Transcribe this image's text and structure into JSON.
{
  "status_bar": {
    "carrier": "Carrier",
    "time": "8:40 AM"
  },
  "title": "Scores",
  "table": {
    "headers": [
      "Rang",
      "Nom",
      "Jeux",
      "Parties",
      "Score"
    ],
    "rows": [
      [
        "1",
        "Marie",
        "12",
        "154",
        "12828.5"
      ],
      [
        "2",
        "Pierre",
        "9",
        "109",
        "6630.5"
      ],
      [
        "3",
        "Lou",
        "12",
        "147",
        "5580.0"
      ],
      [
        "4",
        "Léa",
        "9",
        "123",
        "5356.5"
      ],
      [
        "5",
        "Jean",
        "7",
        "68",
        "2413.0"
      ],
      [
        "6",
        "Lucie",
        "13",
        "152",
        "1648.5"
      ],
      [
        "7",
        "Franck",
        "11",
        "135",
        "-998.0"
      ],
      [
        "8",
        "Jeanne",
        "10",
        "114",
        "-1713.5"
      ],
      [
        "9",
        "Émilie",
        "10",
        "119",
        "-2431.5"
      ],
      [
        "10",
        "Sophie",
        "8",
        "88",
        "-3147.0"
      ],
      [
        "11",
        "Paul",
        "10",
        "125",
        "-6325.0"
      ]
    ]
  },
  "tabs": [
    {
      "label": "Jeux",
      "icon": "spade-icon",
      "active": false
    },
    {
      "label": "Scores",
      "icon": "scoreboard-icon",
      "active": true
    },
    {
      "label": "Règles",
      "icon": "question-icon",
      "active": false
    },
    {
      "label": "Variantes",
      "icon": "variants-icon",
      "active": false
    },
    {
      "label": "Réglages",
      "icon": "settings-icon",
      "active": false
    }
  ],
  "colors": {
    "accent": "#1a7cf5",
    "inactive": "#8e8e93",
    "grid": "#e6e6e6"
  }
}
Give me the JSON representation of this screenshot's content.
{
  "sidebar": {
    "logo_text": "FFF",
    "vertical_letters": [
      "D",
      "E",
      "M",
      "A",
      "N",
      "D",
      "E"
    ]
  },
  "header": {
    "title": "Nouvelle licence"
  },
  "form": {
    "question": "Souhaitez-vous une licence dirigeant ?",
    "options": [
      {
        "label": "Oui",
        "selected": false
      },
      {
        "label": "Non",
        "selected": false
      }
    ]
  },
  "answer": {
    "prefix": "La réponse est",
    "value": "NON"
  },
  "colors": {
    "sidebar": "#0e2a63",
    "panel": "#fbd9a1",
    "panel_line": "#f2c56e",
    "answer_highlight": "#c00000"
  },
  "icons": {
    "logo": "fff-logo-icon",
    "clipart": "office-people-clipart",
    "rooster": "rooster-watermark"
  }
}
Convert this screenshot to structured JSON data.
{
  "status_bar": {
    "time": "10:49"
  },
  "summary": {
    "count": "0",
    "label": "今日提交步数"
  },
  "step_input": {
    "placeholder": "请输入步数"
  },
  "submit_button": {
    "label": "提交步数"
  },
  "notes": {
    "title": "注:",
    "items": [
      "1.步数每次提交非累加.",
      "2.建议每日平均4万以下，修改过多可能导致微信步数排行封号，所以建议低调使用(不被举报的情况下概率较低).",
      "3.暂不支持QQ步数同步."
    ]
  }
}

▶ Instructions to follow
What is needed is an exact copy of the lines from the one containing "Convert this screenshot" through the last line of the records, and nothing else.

▶ Written solution
Convert this screenshot to structured JSON data.
{
  "status_bar": {
    "time": "10:49"
  },
  "summary": {
    "count": "0",
    "label": "今日提交步数"
  },
  "step_input": {
    "placeholder": "请输入步数"
  },
  "submit_button": {
    "label": "提交步数"
  },
  "notes": {
    "title": "注:",
    "items": [
      "1.步数每次提交非累加.",
      "2.建议每日平均4万以下，修改过多可能导致微信步数排行封号，所以建议低调使用(不被举报的情况下概率较低).",
      "3.暂不支持QQ步数同步."
    ]
  }
}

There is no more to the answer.